**Assigned task**. What you give back must match the records below word for word.

**Record set**.
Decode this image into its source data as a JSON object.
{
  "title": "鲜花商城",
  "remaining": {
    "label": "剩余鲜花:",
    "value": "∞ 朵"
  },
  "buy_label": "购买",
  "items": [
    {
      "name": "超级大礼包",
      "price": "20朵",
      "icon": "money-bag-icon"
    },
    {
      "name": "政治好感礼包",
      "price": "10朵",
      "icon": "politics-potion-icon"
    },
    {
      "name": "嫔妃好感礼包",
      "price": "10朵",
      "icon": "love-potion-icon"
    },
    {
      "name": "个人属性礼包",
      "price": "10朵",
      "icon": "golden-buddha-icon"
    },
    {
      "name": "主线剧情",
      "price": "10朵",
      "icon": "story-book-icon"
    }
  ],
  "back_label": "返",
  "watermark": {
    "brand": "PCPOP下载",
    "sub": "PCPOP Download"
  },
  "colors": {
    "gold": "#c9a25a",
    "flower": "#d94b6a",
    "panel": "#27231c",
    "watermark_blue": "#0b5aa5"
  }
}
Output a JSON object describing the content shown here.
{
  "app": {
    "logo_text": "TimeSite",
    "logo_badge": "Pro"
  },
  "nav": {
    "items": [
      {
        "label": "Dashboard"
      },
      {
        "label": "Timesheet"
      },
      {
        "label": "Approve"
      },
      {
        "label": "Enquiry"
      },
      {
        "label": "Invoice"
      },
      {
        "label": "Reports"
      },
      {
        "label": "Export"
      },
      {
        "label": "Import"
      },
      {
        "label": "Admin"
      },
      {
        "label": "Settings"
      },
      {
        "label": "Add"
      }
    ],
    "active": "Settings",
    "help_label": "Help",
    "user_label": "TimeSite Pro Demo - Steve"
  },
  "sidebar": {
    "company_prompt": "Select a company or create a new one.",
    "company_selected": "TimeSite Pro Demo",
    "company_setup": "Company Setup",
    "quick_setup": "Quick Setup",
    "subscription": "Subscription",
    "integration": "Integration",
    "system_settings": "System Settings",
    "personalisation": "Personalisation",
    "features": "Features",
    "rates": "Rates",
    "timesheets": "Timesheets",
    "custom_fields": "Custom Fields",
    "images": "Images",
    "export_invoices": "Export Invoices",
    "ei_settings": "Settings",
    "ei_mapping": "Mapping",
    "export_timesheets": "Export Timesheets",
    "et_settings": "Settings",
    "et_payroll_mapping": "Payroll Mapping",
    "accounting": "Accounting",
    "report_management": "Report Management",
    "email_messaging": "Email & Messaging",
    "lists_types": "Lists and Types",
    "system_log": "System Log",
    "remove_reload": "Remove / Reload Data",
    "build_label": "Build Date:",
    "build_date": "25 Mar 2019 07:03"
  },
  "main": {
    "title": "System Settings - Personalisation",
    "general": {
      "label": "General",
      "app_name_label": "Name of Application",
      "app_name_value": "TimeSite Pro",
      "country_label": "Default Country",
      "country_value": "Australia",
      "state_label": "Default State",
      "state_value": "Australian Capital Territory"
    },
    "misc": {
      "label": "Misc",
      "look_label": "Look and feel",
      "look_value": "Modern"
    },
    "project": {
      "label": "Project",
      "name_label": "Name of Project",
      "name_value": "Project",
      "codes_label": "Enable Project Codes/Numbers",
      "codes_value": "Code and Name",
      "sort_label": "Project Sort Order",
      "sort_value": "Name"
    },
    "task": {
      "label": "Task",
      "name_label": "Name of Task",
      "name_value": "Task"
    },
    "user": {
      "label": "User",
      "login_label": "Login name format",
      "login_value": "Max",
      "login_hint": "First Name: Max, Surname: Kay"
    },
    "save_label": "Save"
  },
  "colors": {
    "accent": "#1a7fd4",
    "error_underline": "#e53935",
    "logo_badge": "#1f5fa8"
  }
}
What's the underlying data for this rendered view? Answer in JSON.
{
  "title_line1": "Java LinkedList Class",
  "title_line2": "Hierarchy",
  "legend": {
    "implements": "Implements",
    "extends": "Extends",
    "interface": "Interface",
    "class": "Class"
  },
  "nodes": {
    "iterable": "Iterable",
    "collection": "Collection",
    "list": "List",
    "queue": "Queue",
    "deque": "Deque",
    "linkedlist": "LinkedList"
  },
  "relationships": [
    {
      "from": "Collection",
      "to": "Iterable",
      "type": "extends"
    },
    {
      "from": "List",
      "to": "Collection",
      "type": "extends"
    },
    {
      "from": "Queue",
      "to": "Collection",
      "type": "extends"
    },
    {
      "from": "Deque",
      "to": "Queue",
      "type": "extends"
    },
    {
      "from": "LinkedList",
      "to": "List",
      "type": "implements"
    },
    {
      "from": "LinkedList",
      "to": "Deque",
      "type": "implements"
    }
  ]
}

**Response to the exercise**.
Decode this image into its source data as a JSON object.
{
  "title": "鲜花商城",
  "remaining": {
    "label": "剩余鲜花:",
    "value": "∞ 朵"
  },
  "buy_label": "购买",
  "items": [
    {
      "name": "超级大礼包",
      "price": "20朵",
      "icon": "money-bag-icon"
    },
    {
      "name": "政治好感礼包",
      "price": "10朵",
      "icon": "politics-potion-icon"
    },
    {
      "name": "嫔妃好感礼包",
      "price": "10朵",
      "icon": "love-potion-icon"
    },
    {
      "name": "个人属性礼包",
      "price": "10朵",
      "icon": "golden-buddha-icon"
    },
    {
      "name": "主线剧情",
      "price": "10朵",
      "icon": "story-book-icon"
    }
  ],
  "back_label": "返",
  "watermark": {
    "brand": "PCPOP下载",
    "sub": "PCPOP Download"
  },
  "colors": {
    "gold": "#c9a25a",
    "flower": "#d94b6a",
    "panel": "#27231c",
    "watermark_blue": "#0b5aa5"
  }
}
Output a JSON object describing the content shown here.
{
  "app": {
    "logo_text": "TimeSite",
    "logo_badge": "Pro"
  },
  "nav": {
    "items": [
      {
        "label": "Dashboard"
      },
      {
        "label": "Timesheet"
      },
      {
        "label": "Approve"
      },
      {
        "label": "Enquiry"
      },
      {
        "label": "Invoice"
      },
      {
        "label": "Reports"
      },
      {
        "label": "Export"
      },
      {
        "label": "Import"
      },
      {
        "label": "Admin"
      },
      {
        "label": "Settings"
      },
      {
        "label": "Add"
      }
    ],
    "active": "Settings",
    "help_label": "Help",
    "user_label": "TimeSite Pro Demo - Steve"
  },
  "sidebar": {
    "company_prompt": "Select a company or create a new one.",
    "company_selected": "TimeSite Pro Demo",
    "company_setup": "Company Setup",
    "quick_setup": "Quick Setup",
    "subscription": "Subscription",
    "integration": "Integration",
    "system_settings": "System Settings",
    "personalisation": "Personalisation",
    "features": "Features",
    "rates": "Rates",
    "timesheets": "Timesheets",
    "custom_fields": "Custom Fields",
    "images": "Images",
    "export_invoices": "Export Invoices",
    "ei_settings": "Settings",
    "ei_mapping": "Mapping",
    "export_timesheets": "Export Timesheets",
    "et_settings": "Settings",
    "et_payroll_mapping": "Payroll Mapping",
    "accounting": "Accounting",
    "report_management": "Report Management",
    "email_messaging": "Email & Messaging",
    "lists_types": "Lists and Types",
    "system_log": "System Log",
    "remove_reload": "Remove / Reload Data",
    "build_label": "Build Date:",
    "build_date": "25 Mar 2019 07:03"
  },
  "main": {
    "title": "System Settings - Personalisation",
    "general": {
      "label": "General",
      "app_name_label": "Name of Application",
      "app_name_value": "TimeSite Pro",
      "country_label": "Default Country",
      "country_value": "Australia",
      "state_label": "Default State",
      "state_value": "Australian Capital Territory"
    },
    "misc": {
      "label": "Misc",
      "look_label": "Look and feel",
      "look_value": "Modern"
    },
    "project": {
      "label": "Project",
      "name_label": "Name of Project",
      "name_value": "Project",
      "codes_label": "Enable Project Codes/Numbers",
      "codes_value": "Code and Name",
      "sort_label": "Project Sort Order",
      "sort_value": "Name"
    },
    "task": {
      "label": "Task",
      "name_label": "Name of Task",
      "name_value": "Task"
    },
    "user": {
      "label": "User",
      "login_label": "Login name format",
      "login_value": "Max",
      "login_hint": "First Name: Max, Surname: Kay"
    },
    "save_label": "Save"
  },
  "colors": {
    "accent": "#1a7fd4",
    "error_underline": "#e53935",
    "logo_badge": "#1f5fa8"
  }
}
What's the underlying data for this rendered view? Answer in JSON.
{
  "title_line1": "Java LinkedList Class",
  "title_line2": "Hierarchy",
  "legend": {
    "implements": "Implements",
    "extends": "Extends",
    "interface": "Interface",
    "class": "Class"
  },
  "nodes": {
    "iterable": "Iterable",
    "collection": "Collection",
    "list": "List",
    "queue": "Queue",
    "deque": "Deque",
    "linkedlist": "LinkedList"
  },
  "relationships": [
    {
      "from": "Collection",
      "to": "Iterable",
      "type": "extends"
    },
    {
      "from": "List",
      "to": "Collection",
      "type": "extends"
    },
    {
      "from": "Queue",
      "to": "Collection",
      "type": "extends"
    },
    {
      "from": "Deque",
      "to": "Queue",
      "type": "extends"
    },
    {
      "from": "LinkedList",
      "to": "List",
      "type": "implements"
    },
    {
      "from": "LinkedList",
      "to": "Deque",
      "type": "implements"
    }
  ]
}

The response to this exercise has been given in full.